Some Takeaways After Implementing the Tool

  • By assessing bandwidth and recording the number of opportunities we were pursuing or passing on, based on hard data, we noticed that we were going after a high number of opportunities, but sacrificing quality over quantity.
  • To determine whether an opportunity was right for us, we needed to look closer at the opportunities themselves from a more objective perspective while deciding whether or not the opportunity aligned with our company’s vision, painted picture and strategic goals.
  • By having a consistent information-gathering tool, we lessened the convoluted/fuzzy information we had been sharing in order to better communicate with the CEO why we were/weren’t going after certain opportunities.
  • The Grading Matrix gave us more context to be able to talk through pros and cons of each opportunity.
  • In line with our ISO certification, we envisioned this process-driven tool helping us to further standardize a procedure that previously was very loose and undefined.

Our executives feel the biggest benefit of the Grading Matrix is that it takes the emotion out of the equation, because we all know when we’re passionate about something, we sometimes lose sight of the tangible facts and ultimate goal. The Grading Matrix forces our team to focus more on measurable details, which helps us present a more solid, fact-based pitch to the CEO. Once the overall concept was approved, the Matrix was brought to life by designing a layout that made sense for us. Our Matrix consists of 10 categories as well as 3 different columns with corresponding letter grades (A, C and F). To determine what constituted an A, C or an F, we sat down and conducted additional ideation sessions. After the template was created, one of our summer interns helped to develop a useable format and built out formulas in Excel. Later, we also tied it to a database to enhance the Matrix’s functionality, in essence, making us better, smarter, faster.

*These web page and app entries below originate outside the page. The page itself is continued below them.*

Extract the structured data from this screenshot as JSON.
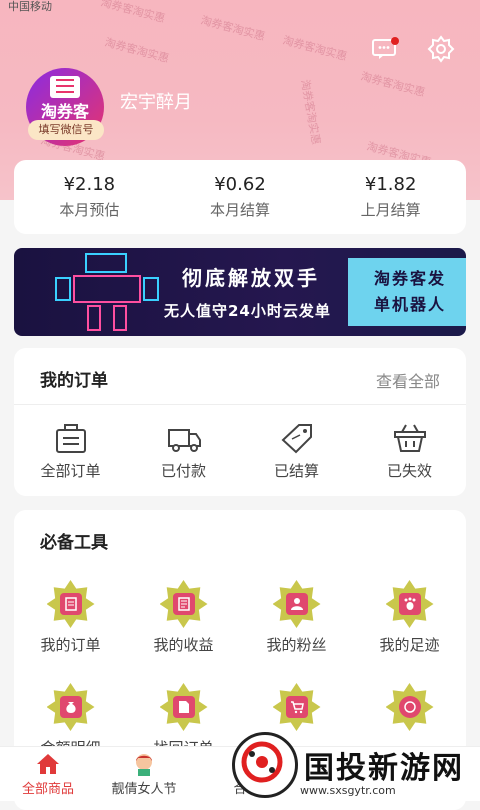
{
  "statusbar": {
    "carrier": "中国移动"
  },
  "watermarks": [
    "淘券客淘实惠",
    "淘券客淘实惠",
    "淘券客淘实惠",
    "淘券客淘实惠",
    "淘券客淘实惠",
    "淘券客淘实惠",
    "淘券客淘实惠",
    "淘券客淘实惠"
  ],
  "profile": {
    "avatar_text": "淘券客",
    "avatar_badge": "填写微信号",
    "username": "宏宇醉月"
  },
  "icons": {
    "message": "message-icon",
    "settings": "gear-icon"
  },
  "earnings": [
    {
      "value": "¥2.18",
      "label": "本月预估"
    },
    {
      "value": "¥0.62",
      "label": "本月结算"
    },
    {
      "value": "¥1.82",
      "label": "上月结算"
    }
  ],
  "banner": {
    "title": "彻底解放双手",
    "subtitle": "无人值守24小时云发单",
    "box_line1": "淘券客发",
    "box_line2": "单机器人"
  },
  "orders": {
    "title": "我的订单",
    "more": "查看全部",
    "items": [
      {
        "label": "全部订单",
        "icon": "orders-list-icon"
      },
      {
        "label": "已付款",
        "icon": "delivery-truck-icon"
      },
      {
        "label": "已结算",
        "icon": "sale-tag-icon"
      },
      {
        "label": "已失效",
        "icon": "basket-icon"
      }
    ]
  },
  "tools": {
    "title": "必备工具",
    "items": [
      {
        "label": "我的订单",
        "icon": "order-icon"
      },
      {
        "label": "我的收益",
        "icon": "income-icon"
      },
      {
        "label": "我的粉丝",
        "icon": "fans-icon"
      },
      {
        "label": "我的足迹",
        "icon": "footprint-icon"
      },
      {
        "label": "金额明细",
        "icon": "money-bag-icon"
      },
      {
        "label": "找回订单",
        "icon": "document-icon"
      },
      {
        "label": "",
        "icon": "cart-icon"
      },
      {
        "label": "",
        "icon": "sign-in-icon"
      }
    ]
  },
  "tabbar": [
    {
      "label": "全部商品",
      "icon": "home-icon",
      "active": true
    },
    {
      "label": "靓倩女人节",
      "icon": "girl-icon",
      "active": false
    },
    {
      "label": "合",
      "icon": "",
      "active": false
    }
  ],
  "site_watermark": {
    "name": "国投新游网",
    "url": "www.sxsgytr.com"
  },
  "colors": {
    "header": "#f7b6bf",
    "accent": "#e03a3a",
    "tool_star": "#c9c74c",
    "tool_inner": "#e0486e",
    "banner_box": "#6ed3ee"
  }
}
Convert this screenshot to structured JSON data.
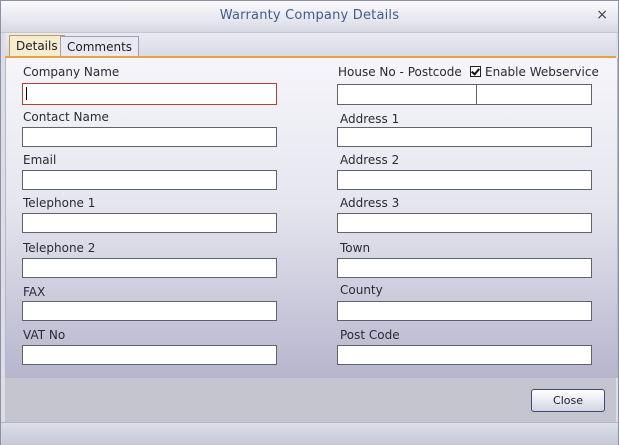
{
  "window": {
    "title": "Warranty Company Details",
    "close_glyph": "×"
  },
  "tabs": [
    {
      "label": "Details"
    },
    {
      "label": "Comments"
    }
  ],
  "left_fields": [
    {
      "label": "Company Name",
      "value": ""
    },
    {
      "label": "Contact Name",
      "value": ""
    },
    {
      "label": "Email",
      "value": ""
    },
    {
      "label": "Telephone 1",
      "value": ""
    },
    {
      "label": "Telephone 2",
      "value": ""
    },
    {
      "label": "FAX",
      "value": ""
    },
    {
      "label": "VAT No",
      "value": ""
    }
  ],
  "right_fields": [
    {
      "label": "House No - Postcode",
      "value": ""
    },
    {
      "label": "Address 1",
      "value": ""
    },
    {
      "label": "Address 2",
      "value": ""
    },
    {
      "label": "Address 3",
      "value": ""
    },
    {
      "label": "Town",
      "value": ""
    },
    {
      "label": "County",
      "value": ""
    },
    {
      "label": "Post Code",
      "value": ""
    }
  ],
  "enable_webservice": {
    "label": "Enable Webservice",
    "checked": true
  },
  "footer": {
    "close_label": "Close"
  }
}
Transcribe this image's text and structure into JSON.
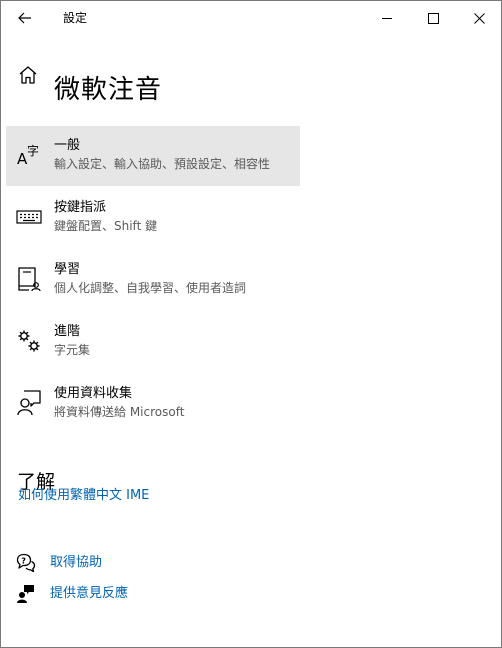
{
  "window": {
    "title": "設定"
  },
  "page": {
    "title": "微軟注音"
  },
  "items": [
    {
      "title": "一般",
      "subtitle": "輸入設定、輸入協助、預設設定、相容性",
      "icon": "language-character-icon",
      "selected": true
    },
    {
      "title": "按鍵指派",
      "subtitle": "鍵盤配置、Shift 鍵",
      "icon": "keyboard-icon",
      "selected": false
    },
    {
      "title": "學習",
      "subtitle": "個人化調整、自我學習、使用者造詞",
      "icon": "learning-book-icon",
      "selected": false
    },
    {
      "title": "進階",
      "subtitle": "字元集",
      "icon": "gears-icon",
      "selected": false
    },
    {
      "title": "使用資料收集",
      "subtitle": "將資料傳送給 Microsoft",
      "icon": "feedback-person-icon",
      "selected": false
    }
  ],
  "learn": {
    "heading": "了解",
    "link": "如何使用繁體中文 IME"
  },
  "help": {
    "get_help": "取得協助",
    "feedback": "提供意見反應"
  },
  "colors": {
    "link": "#0063b1",
    "selected_bg": "#e6e6e6",
    "secondary_text": "#5a5a5a"
  }
}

The Grading Matrix formalized our original, inconsistent process and offered a solid guide to streamline dialogue and measure sensibility and feasibility. Our entire team, who consists of members in nine different states, has found it to be effective in evaluating information against the same parameters every time. This consistency enables us to compare different opportunities on the same scale and gives factual insight into why we did or did not go after certain business opportunities.

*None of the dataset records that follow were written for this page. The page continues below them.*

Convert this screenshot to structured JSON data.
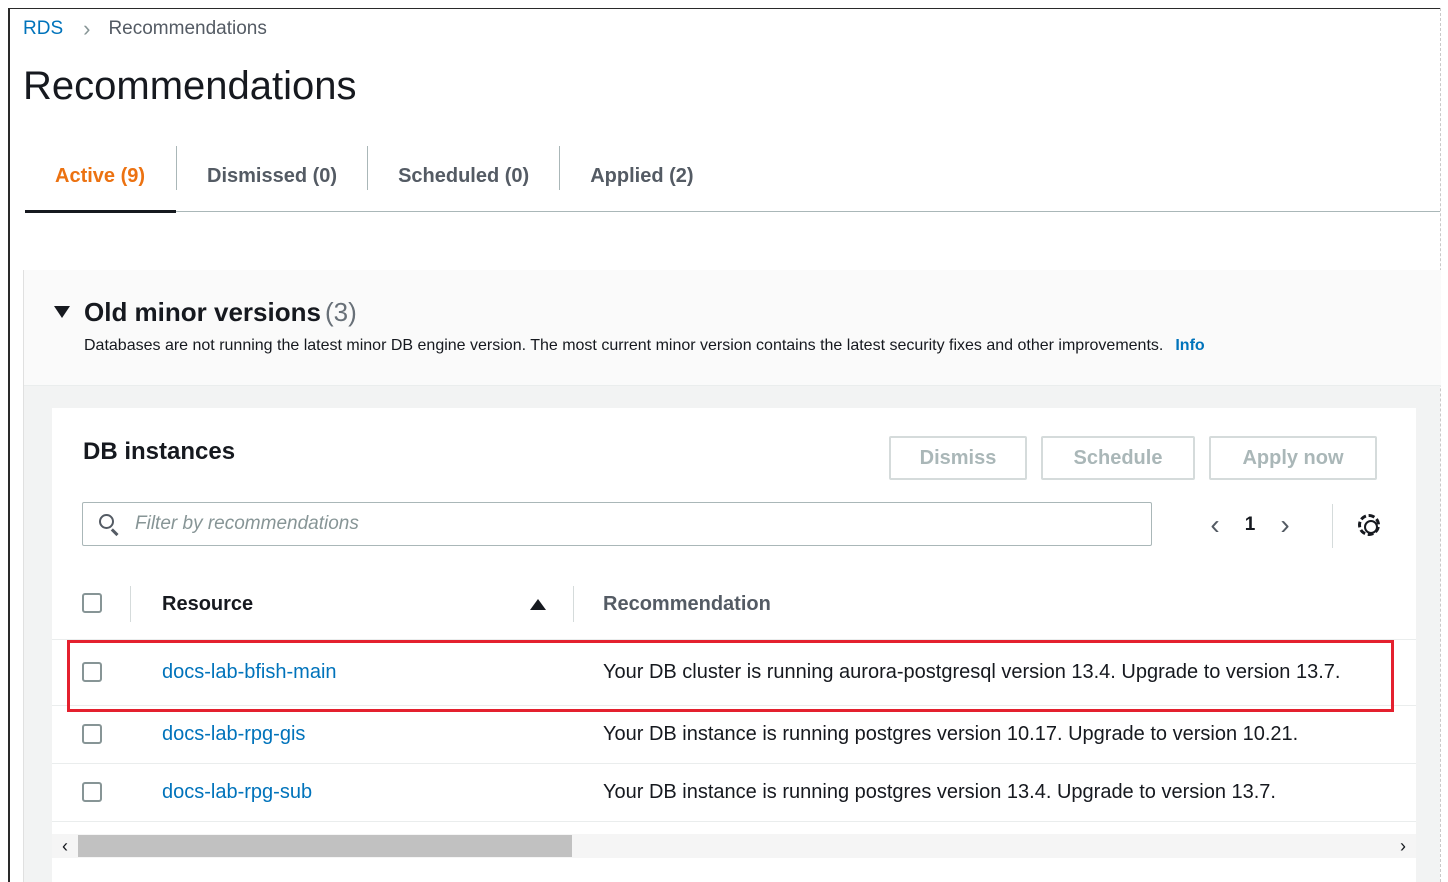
{
  "breadcrumb": {
    "root": "RDS",
    "current": "Recommendations"
  },
  "page_title": "Recommendations",
  "tabs": [
    {
      "label": "Active (9)",
      "active": true
    },
    {
      "label": "Dismissed (0)",
      "active": false
    },
    {
      "label": "Scheduled (0)",
      "active": false
    },
    {
      "label": "Applied (2)",
      "active": false
    }
  ],
  "section": {
    "title": "Old minor versions",
    "count": "(3)",
    "description": "Databases are not running the latest minor DB engine version. The most current minor version contains the latest security fixes and other improvements.",
    "info_link": "Info"
  },
  "card": {
    "title": "DB instances",
    "buttons": {
      "dismiss": "Dismiss",
      "schedule": "Schedule",
      "apply_now": "Apply now"
    },
    "search": {
      "placeholder": "Filter by recommendations",
      "value": ""
    },
    "pager": {
      "current_page": "1"
    }
  },
  "table": {
    "headers": {
      "resource": "Resource",
      "recommendation": "Recommendation"
    },
    "sort": {
      "column": "Resource",
      "direction": "ascending"
    },
    "rows": [
      {
        "resource": "docs-lab-bfish-main",
        "recommendation": "Your DB cluster is running aurora-postgresql version 13.4. Upgrade to version 13.7.",
        "highlighted": true
      },
      {
        "resource": "docs-lab-rpg-gis",
        "recommendation": "Your DB instance is running postgres version 10.17. Upgrade to version 10.21.",
        "highlighted": false
      },
      {
        "resource": "docs-lab-rpg-sub",
        "recommendation": "Your DB instance is running postgres version 13.4. Upgrade to version 13.7.",
        "highlighted": false
      }
    ]
  },
  "icons": {
    "separator": "chevron-right-icon",
    "section_toggle": "caret-down-icon",
    "search": "search-icon",
    "pager_prev": "chevron-left-icon",
    "pager_next": "chevron-right-icon",
    "preferences": "gear-icon",
    "sort": "sort-ascending-icon"
  },
  "colors": {
    "link": "#0073bb",
    "active_tab": "#ec7211",
    "highlight_border": "#e4202e",
    "disabled_button_text": "#aab7b8"
  }
}
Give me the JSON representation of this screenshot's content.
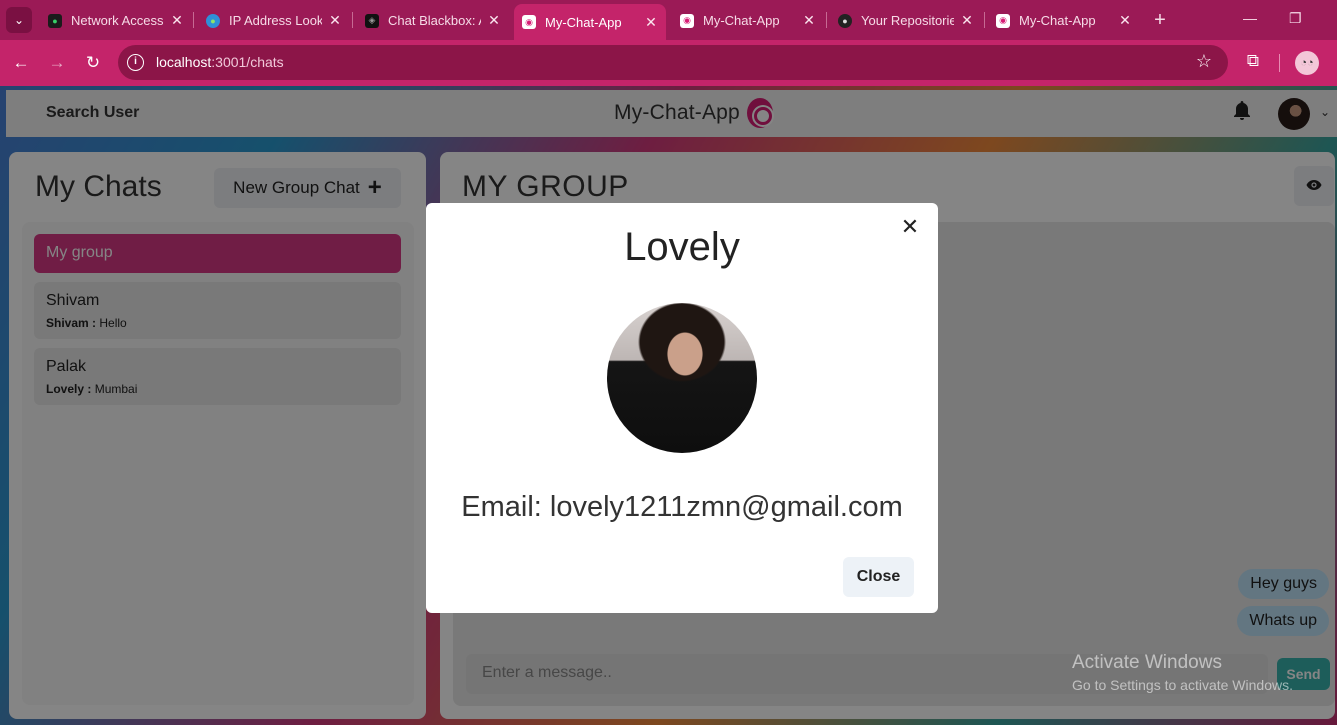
{
  "browser": {
    "tabs": [
      {
        "title": "Network Access",
        "active": false
      },
      {
        "title": "IP Address Looku",
        "active": false
      },
      {
        "title": "Chat Blackbox: A",
        "active": false
      },
      {
        "title": "My-Chat-App",
        "active": true
      },
      {
        "title": "My-Chat-App",
        "active": false
      },
      {
        "title": "Your Repositorie",
        "active": false
      },
      {
        "title": "My-Chat-App",
        "active": false
      }
    ],
    "url_host": "localhost",
    "url_path": ":3001/chats"
  },
  "header": {
    "search_label": "Search User",
    "app_title": "My-Chat-App"
  },
  "sidebar": {
    "title": "My Chats",
    "new_group_label": "New Group Chat",
    "chats": [
      {
        "name": "My group",
        "sender": "",
        "message": "",
        "active": true
      },
      {
        "name": "Shivam",
        "sender": "Shivam :",
        "message": "Hello",
        "active": false
      },
      {
        "name": "Palak",
        "sender": "Lovely :",
        "message": "Mumbai",
        "active": false
      }
    ]
  },
  "chat": {
    "title": "MY GROUP",
    "messages": [
      "Hey guys",
      "Whats up"
    ],
    "input_placeholder": "Enter a message..",
    "send_label": "Send"
  },
  "modal": {
    "title": "Lovely",
    "email": "Email: lovely1211zmn@gmail.com",
    "close_label": "Close"
  },
  "watermark": {
    "line1": "Activate Windows",
    "line2": "Go to Settings to activate Windows."
  },
  "colors": {
    "brand": "#c4246a",
    "active_chat": "#d63884",
    "bubble": "#bee3f8",
    "send": "#38b2ac"
  }
}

During the first year that we implemented the Grading Matrix, our win rate on proposals spiked substantially! In addition to the top line revenue growth, we were able to save a considerable amount of time, align decisions more closely to our strategic vision and glean additional insight which helps us continue to refine the process.

So when buy-in from our CEO is needed in order to pursue a new opportunity, a detailed Grading Matrix successfully captures all the important data to start the framework for a discussion, and usually the result is a pretty straightforward decision. It also doesn’t hurt that our CEO has a great deal of trust and faith in the managers and directors making the recommendation. So, with a Grading Matrix in his hand, all potential questions are answered and buy-in is a no-brainer.

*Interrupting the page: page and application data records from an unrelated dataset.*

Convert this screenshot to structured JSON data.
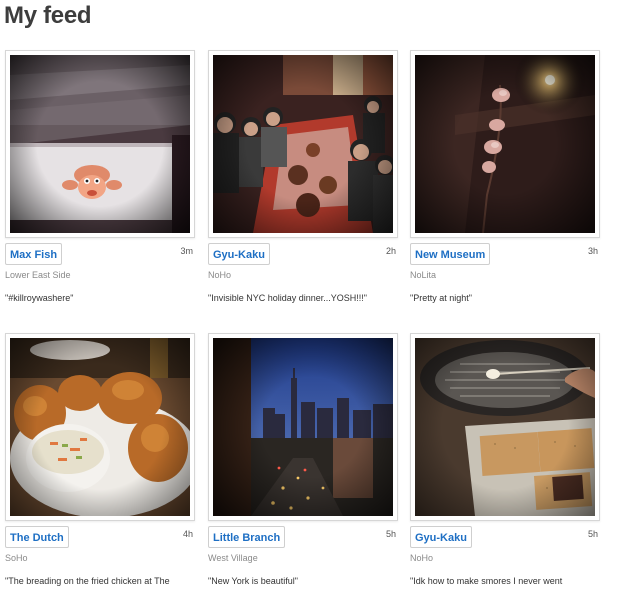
{
  "header": {
    "title": "My feed"
  },
  "feed": [
    {
      "venue": "Max Fish",
      "time": "3m",
      "neighborhood": "Lower East Side",
      "comment": "\"#killroywashere\"",
      "photo_icon": "sticker-photo"
    },
    {
      "venue": "Gyu-Kaku",
      "time": "2h",
      "neighborhood": "NoHo",
      "comment": "\"Invisible NYC holiday dinner...YOSH!!!\"",
      "photo_icon": "group-dinner-photo"
    },
    {
      "venue": "New Museum",
      "time": "3h",
      "neighborhood": "NoLita",
      "comment": "\"Pretty at night\"",
      "photo_icon": "night-flower-photo"
    },
    {
      "venue": "The Dutch",
      "time": "4h",
      "neighborhood": "SoHo",
      "comment": "\"The breading on the fried chicken at The",
      "photo_icon": "fried-chicken-photo"
    },
    {
      "venue": "Little Branch",
      "time": "5h",
      "neighborhood": "West Village",
      "comment": "\"New York is beautiful\"",
      "photo_icon": "city-skyline-photo"
    },
    {
      "venue": "Gyu-Kaku",
      "time": "5h",
      "neighborhood": "NoHo",
      "comment": "\"Idk how to make smores I never went",
      "photo_icon": "smores-photo"
    }
  ]
}
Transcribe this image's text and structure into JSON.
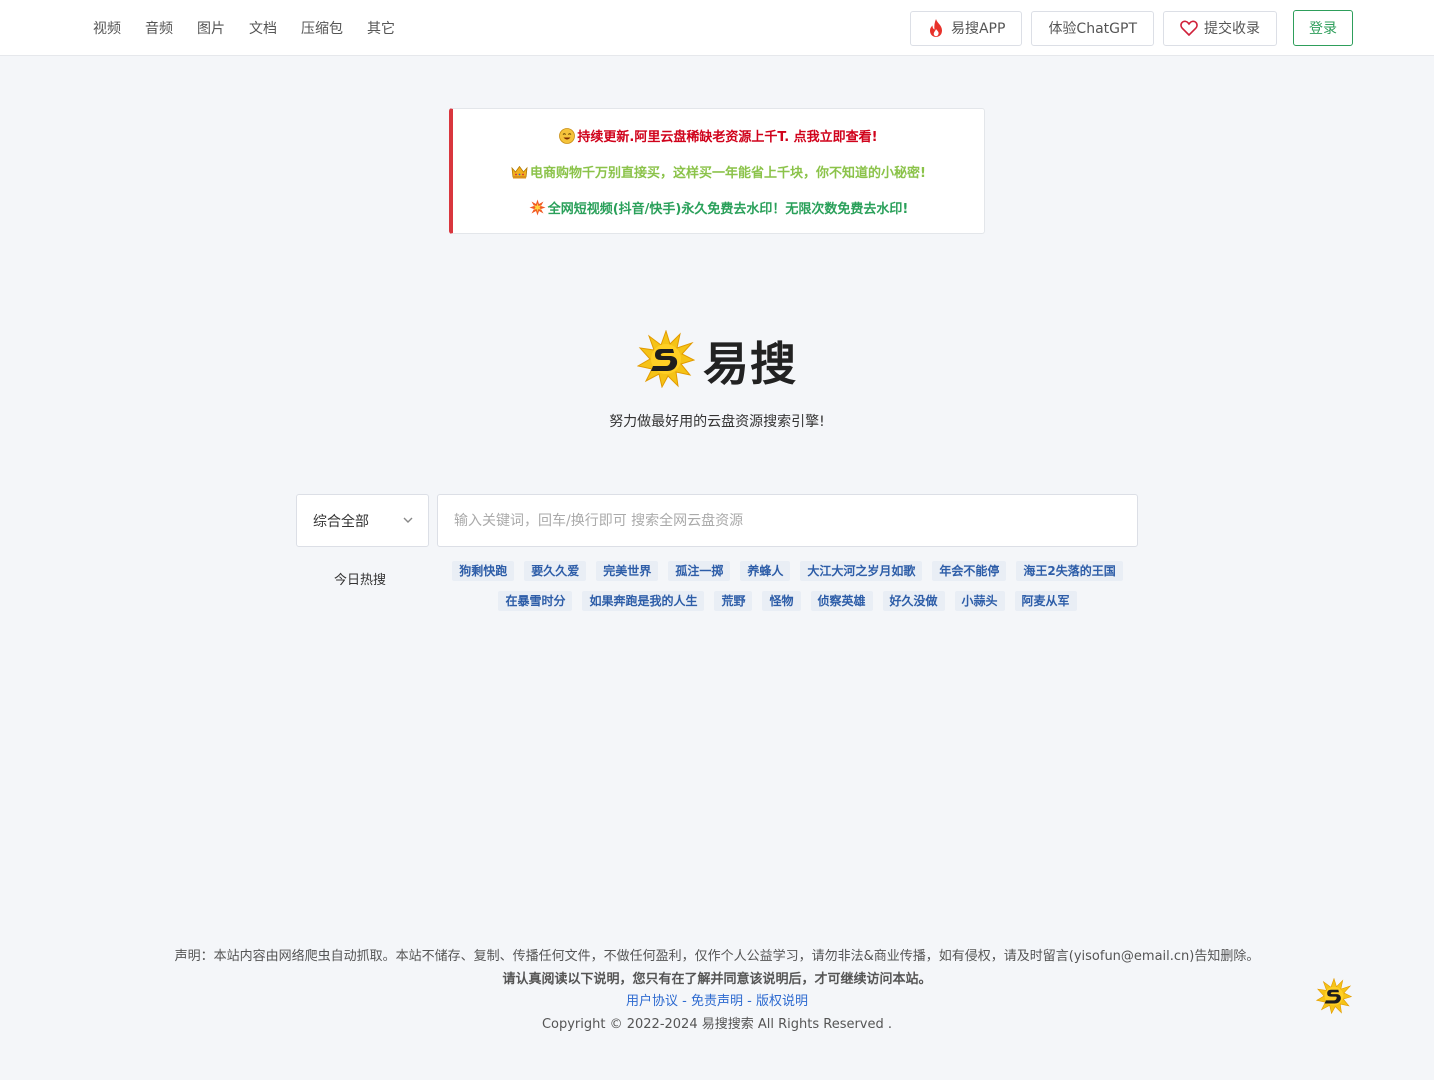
{
  "nav": {
    "links": [
      "视频",
      "音频",
      "图片",
      "文档",
      "压缩包",
      "其它"
    ],
    "app_label": "易搜APP",
    "chatgpt_label": "体验ChatGPT",
    "submit_label": "提交收录",
    "login_label": "登录"
  },
  "notice": {
    "line1": "持续更新.阿里云盘稀缺老资源上千T. 点我立即查看!",
    "line2": "电商购物千万别直接买，这样买一年能省上千块，你不知道的小秘密!",
    "line3": "全网短视频(抖音/快手)永久免费去水印！无限次数免费去水印!"
  },
  "logo": {
    "text": "易搜"
  },
  "slogan": "努力做最好用的云盘资源搜索引擎!",
  "search": {
    "category": "综合全部",
    "placeholder": "输入关键词，回车/换行即可 搜索全网云盘资源"
  },
  "hot": {
    "label": "今日热搜",
    "row1": [
      "狗剩快跑",
      "要久久爱",
      "完美世界",
      "孤注一掷",
      "养蜂人",
      "大江大河之岁月如歌",
      "年会不能停",
      "海王2失落的王国"
    ],
    "row2": [
      "在暴雪时分",
      "如果奔跑是我的人生",
      "荒野",
      "怪物",
      "侦察英雄",
      "好久没做",
      "小蒜头",
      "阿麦从军"
    ]
  },
  "footer": {
    "disclaimer": "声明：本站内容由网络爬虫自动抓取。本站不储存、复制、传播任何文件，不做任何盈利，仅作个人公益学习，请勿非法&商业传播，如有侵权，请及时留言(yisofun@email.cn)告知删除。",
    "notice": "请认真阅读以下说明，您只有在了解并同意该说明后，才可继续访问本站。",
    "agreement": "用户协议",
    "disclaimer_link": "免责声明",
    "copyright_link": "版权说明",
    "sep": " - ",
    "copyright": "Copyright © 2022-2024 易搜搜索 All Rights Reserved ."
  },
  "colors": {
    "accent_green": "#2e9e5b",
    "notice_red": "#d0021b",
    "notice_lightgreen": "#8bc34a",
    "notice_green": "#2aa05a",
    "tag_text": "#2d5da8",
    "link_blue": "#2d6ad0"
  }
}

This process has been such a game-changer for us that we wanted to share it with other business professionals like you in hopes that it can be used to make 2018 your best year yet! A sample Grading Matrix template to get you started is shown below. Maybe you can customize it to fit your needs. If you’d like an editable copy, feel free to email me at: kwatson@edsisolutions.com

Sample Matrix Template to Get you Thinking

Grading Matrix